It’s an unavoidable fact: building a strong network is vital for career success. In recent years we have seen traditional networking take a backseat to online connections, but smart professionals know there’s no substitute for building relationships face-to-face.
Attending industry/networking events can be an intimidating prospect, but they are an invaluable opportunity to meet like-minded people and develop great relationships. That doesn’t make it any less daunting, but keeping a clear strategy in mind will certainly help. Here are six tips to help you make the most of a networking event.
1. It’s who you know
When you arrive, find a few of your existing contacts. Familiar faces will help set you at ease. Once you’re settled – use your contacts. Ask for personal introductions wherever possible as it is much easier to meet new connections through a mutual contact.
2. Know your goals

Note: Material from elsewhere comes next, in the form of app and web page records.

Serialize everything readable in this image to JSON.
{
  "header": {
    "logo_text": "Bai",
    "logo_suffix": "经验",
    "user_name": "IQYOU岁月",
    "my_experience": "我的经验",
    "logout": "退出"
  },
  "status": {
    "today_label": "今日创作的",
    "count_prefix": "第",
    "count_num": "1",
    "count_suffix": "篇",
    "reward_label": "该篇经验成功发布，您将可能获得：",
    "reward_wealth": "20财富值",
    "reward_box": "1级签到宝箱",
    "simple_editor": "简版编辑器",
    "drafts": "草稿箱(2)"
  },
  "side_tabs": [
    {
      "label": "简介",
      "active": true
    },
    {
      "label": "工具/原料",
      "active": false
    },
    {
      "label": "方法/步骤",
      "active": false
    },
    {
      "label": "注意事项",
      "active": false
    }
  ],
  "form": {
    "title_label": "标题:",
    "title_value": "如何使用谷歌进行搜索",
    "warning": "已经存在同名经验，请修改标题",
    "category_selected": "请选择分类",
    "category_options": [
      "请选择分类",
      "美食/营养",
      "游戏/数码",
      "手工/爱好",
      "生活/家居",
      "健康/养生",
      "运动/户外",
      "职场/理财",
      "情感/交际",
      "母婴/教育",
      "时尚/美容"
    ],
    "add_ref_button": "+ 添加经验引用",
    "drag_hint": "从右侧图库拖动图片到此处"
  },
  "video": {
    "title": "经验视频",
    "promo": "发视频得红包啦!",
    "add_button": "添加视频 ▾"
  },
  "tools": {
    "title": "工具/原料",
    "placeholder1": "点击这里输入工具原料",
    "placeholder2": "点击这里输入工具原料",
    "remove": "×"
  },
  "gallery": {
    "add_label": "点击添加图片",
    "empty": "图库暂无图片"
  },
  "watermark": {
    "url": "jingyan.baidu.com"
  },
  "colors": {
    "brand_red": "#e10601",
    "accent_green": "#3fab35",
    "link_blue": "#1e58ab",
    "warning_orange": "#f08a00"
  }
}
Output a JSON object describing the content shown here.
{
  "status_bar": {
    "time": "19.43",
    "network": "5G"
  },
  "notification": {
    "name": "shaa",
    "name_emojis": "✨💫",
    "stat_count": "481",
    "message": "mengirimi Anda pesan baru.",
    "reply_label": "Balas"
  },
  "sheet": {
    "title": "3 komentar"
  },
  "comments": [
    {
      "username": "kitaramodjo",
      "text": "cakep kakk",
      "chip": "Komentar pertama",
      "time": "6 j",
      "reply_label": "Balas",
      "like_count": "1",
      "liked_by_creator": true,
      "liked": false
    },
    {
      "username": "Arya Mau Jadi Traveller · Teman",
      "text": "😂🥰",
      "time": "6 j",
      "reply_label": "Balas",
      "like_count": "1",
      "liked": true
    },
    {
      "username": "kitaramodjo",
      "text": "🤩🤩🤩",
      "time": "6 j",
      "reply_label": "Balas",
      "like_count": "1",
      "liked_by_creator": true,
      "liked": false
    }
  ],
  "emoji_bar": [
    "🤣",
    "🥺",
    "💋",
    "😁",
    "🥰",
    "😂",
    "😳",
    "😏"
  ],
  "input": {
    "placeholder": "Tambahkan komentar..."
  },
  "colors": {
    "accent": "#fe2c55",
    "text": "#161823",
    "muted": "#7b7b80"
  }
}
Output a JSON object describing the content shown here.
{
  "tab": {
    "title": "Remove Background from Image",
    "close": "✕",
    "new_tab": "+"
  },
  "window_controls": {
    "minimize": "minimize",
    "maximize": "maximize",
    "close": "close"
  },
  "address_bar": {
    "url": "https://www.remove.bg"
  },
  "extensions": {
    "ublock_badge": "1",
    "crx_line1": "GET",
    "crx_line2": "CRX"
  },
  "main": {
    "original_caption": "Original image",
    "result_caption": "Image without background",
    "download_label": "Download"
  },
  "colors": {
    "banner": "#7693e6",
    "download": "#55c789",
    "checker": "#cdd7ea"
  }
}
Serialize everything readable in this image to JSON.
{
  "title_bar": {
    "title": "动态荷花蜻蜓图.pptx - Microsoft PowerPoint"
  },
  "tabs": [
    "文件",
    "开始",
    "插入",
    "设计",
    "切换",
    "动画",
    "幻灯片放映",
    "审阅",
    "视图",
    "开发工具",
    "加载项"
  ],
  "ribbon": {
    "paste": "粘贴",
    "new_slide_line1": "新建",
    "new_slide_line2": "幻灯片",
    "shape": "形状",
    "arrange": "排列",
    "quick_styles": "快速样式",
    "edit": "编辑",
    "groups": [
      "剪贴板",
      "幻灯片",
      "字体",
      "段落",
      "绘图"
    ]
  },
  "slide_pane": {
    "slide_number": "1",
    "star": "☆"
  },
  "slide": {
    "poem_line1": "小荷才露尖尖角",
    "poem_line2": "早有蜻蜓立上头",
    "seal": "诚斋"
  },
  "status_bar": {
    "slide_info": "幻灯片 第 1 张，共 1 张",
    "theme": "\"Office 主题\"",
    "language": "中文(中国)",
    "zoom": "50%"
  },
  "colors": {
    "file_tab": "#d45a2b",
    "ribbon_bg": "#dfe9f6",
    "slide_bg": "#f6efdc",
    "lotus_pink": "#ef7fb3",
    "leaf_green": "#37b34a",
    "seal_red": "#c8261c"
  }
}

Once you’ve mustered the courage to attend an event, make sure you make the most of it. Before it starts, set some goals for the evening: try something measurable like speaking to three potential new clients or to someone from a particular organisation.
3. Be bold and go alone
Although you might feel more comfortable at an event or function when you’re with colleagues, it can be inhibiting. If you attend alone you’re more likely to branch out and meet more people. Also, when you’re on your own you’re more approachable to others.
4. Good body language
Pay special attention to the way you hold yourself. Practice open body language—make eye contact and don’t fold your arms across your body. Ensure that you appear approachable, friendly and ready to engage.
5. Take control
You’ve made the commitment to attend, so don’t sit back and wait for someone to speak to you. Get out there and introduce yourself. Be confident and have your ‘elevator pitch’ (i.e. a short summary about what you do, your business etc.) at the forefront of your mind so you can quickly and easily engage people in conversation.
6. Give and take
Good networking is all about mutual interest and mutual benefit. Make sure you are genuinely listening and responding to the people you meet rather than talking at them. Work out what you could do for them as well as what they could do for you and help make other introductions where you can.